Already a Bloomberg.com user?
Sign in with the same account.
Hon Hai Precision Industry Co. (2317), the maker of Apple Inc. (AAPL) iPads, expects the group’s investments in automation and touch-panel technologies to help it take on Samsung Electronics Co., the Taiwanese company’s chairman said.
Hon Hai’s parent, Foxconn Technology Group, will use its cooperation with Sharp Corp. to boost production of Apple products as well as those that use Microsoft Corp. (MSFT)’s Windows and Google Inc. (GOOG)’s Android system, Chairman Terry Gou said at its annual shareholders’ meeting in Taipei yesterday. Hon Hai and affiliates agreed in March to take a 9.9 percent stake in Sharp for 67 billion yen ($847 million).
Foxconn, with more than a million employees, is moving more production from the country’s east coast to inland China to fill a shortage of workers and plans to boost automation technologies to cut reliance on manual labor. Gou also agreed to personally invest in Sharp’s display unit as Hon Hai, the world’s largest contract maker of electronics, adds touch screens to expand beyond assembly.
“We’ve confidence that after getting into these new technologies, within one to two years we’ll quickly be successful” with Android, Windows and Apple iOS, Gou said. “The Sharp deal will help us to defeat Samsung. (005930)”
Samsung, based in Suwon, South Korea, ended Nokia Oyj (NOK1V)’s 14- year run as the global leader in mobile phones for the first time last quarter, while regaining the lead in the smartphone market from Apple.
“Because mainland labor is in great shortage, we’re very actively moving toward automation,” Gou said. “Our plan is that within five to 10 years the large scale automation will as much as possible replace monotonous assembly. We hope to have it all automated, from Apple phones and tablets” to televisions.
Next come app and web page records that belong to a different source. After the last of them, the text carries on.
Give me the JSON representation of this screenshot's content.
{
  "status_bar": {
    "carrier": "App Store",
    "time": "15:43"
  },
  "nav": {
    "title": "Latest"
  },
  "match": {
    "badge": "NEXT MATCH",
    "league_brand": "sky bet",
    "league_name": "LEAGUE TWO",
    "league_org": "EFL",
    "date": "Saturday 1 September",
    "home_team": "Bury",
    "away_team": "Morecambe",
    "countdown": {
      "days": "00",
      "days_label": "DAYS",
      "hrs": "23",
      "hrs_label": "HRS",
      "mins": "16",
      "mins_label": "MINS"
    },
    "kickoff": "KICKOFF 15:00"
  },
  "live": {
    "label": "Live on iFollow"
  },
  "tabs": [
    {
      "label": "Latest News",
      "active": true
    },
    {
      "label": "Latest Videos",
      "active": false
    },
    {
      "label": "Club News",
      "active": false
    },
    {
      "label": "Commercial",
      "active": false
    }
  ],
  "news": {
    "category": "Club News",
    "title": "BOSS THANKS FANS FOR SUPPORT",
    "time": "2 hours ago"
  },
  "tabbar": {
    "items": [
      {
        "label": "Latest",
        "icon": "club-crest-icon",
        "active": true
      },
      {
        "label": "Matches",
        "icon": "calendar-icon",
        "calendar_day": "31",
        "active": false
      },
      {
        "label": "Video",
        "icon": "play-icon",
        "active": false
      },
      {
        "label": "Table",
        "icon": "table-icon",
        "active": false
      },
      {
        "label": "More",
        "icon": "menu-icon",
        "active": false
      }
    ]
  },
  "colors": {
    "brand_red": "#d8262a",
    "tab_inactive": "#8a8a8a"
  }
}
The decrease in Osaka-based Sharp’s share price and the Japanese company’s technology allows Hon Hai to consider increasing its stake, Chief Financial Officer Huang Chiu-lian said. The idea faces resistance at Sharp, she said.
“Management fears the company becoming a part of Hon Hai,” Huang said in an interview yesterday.
Sharp isn’t in talks with Hon Hai to change the terms of the Taiwanese company’s investment, Miyuki Nakayama, a spokeswoman for the Japanese electronics maker, said yesterday.
“I see it as a potential idea rather than a serious proposal to increase the Sharp stake,” said Kirk Yang, an analyst at Barclays Plc, who attended Hon Hai’s shareholder meeting. “Boosting automation and raising its stake in Sharp would both be win-win strategies for Hon Hai and its partners.”
Hon Hai has no target for its stake in Sharp and is instead focused on building its cooperation with the Japanese company in areas that include panels, mobile phones and household appliances, Gou said. Sharp Display is expected to list in Taiwan within three years, he said.
Foxconn has sent almost 400 engineers to Osaka in the past two months to work with Sharp at their Sakai factory, Gou said. Their cooperation will deepen starting July 1 when Hon Hai begins to procure panels from that plant.
To contact the reporter on this story: Tim Culpan in Taipei at email@example.com
To contact the editor responsible for this story: Michael Tighe at firstname.lastname@example.org